Given records START
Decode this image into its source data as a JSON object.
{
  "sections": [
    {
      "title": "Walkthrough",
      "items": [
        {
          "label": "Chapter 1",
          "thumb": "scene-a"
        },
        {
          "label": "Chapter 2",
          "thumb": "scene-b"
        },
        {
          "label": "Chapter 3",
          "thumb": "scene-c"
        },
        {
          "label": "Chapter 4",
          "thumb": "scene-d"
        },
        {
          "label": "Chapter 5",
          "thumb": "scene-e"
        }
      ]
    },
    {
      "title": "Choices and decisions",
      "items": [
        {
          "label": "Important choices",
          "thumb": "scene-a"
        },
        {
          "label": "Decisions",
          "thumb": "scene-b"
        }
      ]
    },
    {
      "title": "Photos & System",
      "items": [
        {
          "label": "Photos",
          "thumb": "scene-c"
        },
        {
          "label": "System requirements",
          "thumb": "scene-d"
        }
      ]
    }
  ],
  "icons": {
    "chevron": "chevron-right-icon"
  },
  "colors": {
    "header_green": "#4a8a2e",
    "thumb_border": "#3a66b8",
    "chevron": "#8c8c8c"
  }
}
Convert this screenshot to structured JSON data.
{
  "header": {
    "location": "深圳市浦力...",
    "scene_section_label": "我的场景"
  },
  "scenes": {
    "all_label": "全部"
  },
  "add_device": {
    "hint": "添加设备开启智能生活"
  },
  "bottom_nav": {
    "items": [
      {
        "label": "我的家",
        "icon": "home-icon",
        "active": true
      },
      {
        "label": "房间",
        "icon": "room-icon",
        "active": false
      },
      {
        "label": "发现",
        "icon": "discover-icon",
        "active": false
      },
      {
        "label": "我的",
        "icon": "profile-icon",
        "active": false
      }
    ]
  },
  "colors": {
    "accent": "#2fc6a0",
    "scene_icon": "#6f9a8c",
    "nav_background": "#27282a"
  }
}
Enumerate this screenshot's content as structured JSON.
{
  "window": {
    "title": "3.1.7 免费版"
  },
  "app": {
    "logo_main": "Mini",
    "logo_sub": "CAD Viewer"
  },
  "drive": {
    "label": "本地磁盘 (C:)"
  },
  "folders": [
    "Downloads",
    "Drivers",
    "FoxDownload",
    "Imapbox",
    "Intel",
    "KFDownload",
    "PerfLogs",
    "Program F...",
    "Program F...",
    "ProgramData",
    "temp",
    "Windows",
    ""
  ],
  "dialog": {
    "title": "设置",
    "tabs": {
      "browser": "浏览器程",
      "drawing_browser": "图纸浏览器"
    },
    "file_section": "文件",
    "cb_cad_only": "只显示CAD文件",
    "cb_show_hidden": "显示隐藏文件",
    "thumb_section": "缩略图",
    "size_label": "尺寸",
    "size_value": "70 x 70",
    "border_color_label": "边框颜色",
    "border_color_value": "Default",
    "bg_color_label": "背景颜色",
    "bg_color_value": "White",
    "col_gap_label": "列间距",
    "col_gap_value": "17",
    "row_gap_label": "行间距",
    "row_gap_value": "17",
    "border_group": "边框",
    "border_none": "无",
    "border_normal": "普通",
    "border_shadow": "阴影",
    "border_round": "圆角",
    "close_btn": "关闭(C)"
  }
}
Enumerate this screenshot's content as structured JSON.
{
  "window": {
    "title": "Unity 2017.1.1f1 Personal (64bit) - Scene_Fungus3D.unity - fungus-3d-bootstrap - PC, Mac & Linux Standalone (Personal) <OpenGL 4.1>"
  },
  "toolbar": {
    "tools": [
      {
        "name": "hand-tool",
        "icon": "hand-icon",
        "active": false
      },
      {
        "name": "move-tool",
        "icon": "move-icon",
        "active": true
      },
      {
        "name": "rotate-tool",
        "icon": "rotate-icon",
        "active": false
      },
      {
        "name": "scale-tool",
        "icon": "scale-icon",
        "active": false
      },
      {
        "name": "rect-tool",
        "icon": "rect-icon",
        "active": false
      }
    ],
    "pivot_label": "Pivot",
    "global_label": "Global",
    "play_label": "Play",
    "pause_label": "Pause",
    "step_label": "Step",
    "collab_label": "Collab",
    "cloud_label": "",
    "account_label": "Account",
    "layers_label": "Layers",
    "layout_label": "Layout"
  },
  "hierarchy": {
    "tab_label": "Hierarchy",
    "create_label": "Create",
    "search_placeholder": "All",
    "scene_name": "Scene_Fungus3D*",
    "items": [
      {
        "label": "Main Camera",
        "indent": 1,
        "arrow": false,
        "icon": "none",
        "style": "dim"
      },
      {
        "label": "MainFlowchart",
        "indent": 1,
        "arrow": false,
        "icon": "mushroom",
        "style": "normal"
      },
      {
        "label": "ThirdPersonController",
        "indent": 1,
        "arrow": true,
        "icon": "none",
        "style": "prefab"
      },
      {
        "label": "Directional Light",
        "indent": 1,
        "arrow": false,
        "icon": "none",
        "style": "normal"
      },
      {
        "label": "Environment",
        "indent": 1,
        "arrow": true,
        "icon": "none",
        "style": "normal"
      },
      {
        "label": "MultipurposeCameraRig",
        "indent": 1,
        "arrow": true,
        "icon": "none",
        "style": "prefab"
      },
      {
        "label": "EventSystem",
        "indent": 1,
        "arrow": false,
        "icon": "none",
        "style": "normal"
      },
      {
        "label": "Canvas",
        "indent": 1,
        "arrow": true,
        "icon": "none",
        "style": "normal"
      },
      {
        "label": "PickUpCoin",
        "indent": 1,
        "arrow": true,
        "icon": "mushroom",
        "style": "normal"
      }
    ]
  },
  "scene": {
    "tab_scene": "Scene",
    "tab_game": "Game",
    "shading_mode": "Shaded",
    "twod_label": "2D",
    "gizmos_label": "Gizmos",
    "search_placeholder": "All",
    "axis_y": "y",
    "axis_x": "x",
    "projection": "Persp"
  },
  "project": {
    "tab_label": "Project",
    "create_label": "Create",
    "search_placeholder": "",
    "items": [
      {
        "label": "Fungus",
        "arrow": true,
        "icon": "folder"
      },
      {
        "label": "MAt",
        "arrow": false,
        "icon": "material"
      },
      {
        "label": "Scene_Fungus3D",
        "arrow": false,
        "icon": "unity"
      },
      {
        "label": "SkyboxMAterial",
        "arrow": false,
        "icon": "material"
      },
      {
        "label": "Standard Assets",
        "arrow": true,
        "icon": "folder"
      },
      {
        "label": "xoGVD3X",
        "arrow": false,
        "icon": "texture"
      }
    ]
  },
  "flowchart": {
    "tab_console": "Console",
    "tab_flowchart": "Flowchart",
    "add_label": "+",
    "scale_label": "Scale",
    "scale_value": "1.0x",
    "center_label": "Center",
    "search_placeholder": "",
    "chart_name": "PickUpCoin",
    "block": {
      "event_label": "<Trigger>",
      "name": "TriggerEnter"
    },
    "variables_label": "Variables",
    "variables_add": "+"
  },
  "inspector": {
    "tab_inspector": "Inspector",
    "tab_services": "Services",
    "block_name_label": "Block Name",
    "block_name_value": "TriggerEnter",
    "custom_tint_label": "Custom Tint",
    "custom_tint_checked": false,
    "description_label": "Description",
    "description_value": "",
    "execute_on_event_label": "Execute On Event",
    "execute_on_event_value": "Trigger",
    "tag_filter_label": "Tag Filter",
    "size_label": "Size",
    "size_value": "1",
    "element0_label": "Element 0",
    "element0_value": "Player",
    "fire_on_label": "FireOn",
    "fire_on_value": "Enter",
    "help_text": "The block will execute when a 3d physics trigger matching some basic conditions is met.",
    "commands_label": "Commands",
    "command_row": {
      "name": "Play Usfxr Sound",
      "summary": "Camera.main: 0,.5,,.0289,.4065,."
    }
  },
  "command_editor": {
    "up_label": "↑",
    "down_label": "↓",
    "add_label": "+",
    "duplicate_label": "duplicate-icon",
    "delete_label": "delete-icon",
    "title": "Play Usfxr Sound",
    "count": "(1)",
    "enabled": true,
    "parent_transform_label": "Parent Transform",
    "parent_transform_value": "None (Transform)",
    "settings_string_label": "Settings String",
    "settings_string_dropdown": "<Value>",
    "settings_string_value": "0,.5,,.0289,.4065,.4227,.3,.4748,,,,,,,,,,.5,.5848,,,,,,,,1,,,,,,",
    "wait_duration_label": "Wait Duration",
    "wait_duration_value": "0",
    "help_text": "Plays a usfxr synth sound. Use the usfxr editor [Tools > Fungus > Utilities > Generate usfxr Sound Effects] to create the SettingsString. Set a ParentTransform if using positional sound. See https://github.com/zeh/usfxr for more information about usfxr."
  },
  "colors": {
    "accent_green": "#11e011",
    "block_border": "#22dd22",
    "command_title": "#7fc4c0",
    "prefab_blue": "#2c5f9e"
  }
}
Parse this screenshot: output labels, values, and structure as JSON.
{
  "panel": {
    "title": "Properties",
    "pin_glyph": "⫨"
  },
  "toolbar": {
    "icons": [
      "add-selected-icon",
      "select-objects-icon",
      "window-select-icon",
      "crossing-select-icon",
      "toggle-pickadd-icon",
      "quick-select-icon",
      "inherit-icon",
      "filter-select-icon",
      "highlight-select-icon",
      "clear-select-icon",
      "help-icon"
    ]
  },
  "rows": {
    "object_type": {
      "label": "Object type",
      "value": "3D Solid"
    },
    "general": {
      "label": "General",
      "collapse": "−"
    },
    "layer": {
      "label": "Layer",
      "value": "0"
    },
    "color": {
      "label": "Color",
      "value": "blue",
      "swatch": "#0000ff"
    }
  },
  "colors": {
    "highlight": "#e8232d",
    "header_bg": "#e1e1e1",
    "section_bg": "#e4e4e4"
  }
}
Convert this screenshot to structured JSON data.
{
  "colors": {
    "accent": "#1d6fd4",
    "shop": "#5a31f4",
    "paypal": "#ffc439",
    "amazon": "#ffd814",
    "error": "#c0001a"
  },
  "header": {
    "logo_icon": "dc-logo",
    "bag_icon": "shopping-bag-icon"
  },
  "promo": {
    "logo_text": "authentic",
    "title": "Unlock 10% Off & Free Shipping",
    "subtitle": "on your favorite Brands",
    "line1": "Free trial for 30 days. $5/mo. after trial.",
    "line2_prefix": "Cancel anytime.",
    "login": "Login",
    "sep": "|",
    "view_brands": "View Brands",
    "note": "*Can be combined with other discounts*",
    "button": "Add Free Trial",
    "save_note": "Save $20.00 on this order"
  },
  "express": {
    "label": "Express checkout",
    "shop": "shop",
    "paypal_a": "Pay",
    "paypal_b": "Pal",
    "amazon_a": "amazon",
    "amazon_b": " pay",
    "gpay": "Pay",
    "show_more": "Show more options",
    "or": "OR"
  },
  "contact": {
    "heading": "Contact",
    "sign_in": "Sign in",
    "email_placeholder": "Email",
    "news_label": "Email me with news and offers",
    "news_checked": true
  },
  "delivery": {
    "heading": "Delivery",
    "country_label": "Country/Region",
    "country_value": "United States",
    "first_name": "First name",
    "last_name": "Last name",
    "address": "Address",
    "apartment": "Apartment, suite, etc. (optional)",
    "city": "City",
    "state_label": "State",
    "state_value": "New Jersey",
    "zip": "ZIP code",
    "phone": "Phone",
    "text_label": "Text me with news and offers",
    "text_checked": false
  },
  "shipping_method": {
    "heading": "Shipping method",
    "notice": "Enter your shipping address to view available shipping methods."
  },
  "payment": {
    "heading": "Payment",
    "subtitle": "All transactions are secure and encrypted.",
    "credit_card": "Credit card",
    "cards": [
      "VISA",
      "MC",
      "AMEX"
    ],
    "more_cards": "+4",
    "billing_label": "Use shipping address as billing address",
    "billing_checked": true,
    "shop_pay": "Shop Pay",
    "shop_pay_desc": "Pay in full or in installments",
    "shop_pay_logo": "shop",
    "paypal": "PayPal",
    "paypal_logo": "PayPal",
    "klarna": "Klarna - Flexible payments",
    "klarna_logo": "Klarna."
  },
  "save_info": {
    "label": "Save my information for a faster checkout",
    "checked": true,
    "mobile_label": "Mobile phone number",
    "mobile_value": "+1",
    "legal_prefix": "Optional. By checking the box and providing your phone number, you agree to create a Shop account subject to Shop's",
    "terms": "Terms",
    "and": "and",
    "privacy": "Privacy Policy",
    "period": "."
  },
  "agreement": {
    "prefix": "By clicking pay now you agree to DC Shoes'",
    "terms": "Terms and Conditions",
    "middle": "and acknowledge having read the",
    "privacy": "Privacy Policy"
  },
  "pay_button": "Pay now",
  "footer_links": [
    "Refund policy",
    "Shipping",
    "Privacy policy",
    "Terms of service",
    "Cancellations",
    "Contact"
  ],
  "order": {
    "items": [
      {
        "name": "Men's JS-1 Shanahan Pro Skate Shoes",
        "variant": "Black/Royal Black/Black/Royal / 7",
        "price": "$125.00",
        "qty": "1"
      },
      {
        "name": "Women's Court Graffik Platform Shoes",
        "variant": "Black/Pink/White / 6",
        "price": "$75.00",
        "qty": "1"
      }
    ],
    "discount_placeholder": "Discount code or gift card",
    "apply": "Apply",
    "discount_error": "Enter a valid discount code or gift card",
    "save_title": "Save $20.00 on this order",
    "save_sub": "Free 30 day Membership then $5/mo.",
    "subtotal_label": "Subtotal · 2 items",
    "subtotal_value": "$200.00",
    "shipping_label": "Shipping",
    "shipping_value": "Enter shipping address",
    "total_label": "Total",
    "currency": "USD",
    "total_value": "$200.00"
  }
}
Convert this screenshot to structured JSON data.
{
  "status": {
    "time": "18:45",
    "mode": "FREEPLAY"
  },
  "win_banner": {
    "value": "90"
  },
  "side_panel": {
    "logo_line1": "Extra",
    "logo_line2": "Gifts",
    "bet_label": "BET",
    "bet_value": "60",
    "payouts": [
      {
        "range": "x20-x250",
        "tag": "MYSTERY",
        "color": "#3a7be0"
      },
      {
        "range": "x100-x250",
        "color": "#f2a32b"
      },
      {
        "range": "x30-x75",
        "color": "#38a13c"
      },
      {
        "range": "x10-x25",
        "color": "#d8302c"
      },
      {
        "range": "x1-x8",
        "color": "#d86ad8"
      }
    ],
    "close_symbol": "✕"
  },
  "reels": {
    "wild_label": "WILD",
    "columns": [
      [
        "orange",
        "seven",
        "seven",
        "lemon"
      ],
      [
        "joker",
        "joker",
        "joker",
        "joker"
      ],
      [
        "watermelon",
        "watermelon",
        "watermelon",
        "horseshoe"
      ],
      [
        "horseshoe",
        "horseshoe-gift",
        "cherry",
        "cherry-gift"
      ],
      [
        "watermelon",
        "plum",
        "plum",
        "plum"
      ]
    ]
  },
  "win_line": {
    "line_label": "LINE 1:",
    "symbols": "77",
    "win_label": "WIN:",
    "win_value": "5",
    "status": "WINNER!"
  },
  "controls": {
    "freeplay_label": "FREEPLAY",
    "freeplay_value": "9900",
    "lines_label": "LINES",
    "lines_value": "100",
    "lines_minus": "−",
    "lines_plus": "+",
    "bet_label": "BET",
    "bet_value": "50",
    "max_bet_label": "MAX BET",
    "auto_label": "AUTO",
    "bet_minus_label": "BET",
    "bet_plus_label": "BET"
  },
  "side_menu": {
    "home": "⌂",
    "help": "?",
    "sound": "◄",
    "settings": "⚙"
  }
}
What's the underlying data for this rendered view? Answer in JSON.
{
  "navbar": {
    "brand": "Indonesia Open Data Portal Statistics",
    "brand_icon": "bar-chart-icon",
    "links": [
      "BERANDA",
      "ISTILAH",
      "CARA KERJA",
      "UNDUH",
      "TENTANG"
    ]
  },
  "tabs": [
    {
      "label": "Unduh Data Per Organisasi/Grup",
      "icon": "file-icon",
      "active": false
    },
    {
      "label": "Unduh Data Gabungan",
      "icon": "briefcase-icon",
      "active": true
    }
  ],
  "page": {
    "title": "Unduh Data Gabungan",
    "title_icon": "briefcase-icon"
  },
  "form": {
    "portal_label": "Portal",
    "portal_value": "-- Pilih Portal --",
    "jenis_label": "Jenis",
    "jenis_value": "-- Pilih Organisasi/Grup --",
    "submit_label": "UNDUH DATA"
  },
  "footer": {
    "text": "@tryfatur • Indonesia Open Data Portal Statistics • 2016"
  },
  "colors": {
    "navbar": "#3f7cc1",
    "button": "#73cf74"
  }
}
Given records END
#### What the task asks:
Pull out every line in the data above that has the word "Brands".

#### Output for this exercise:
    "subtitle": "on your favorite Brands",
    "view_brands": "View Brands",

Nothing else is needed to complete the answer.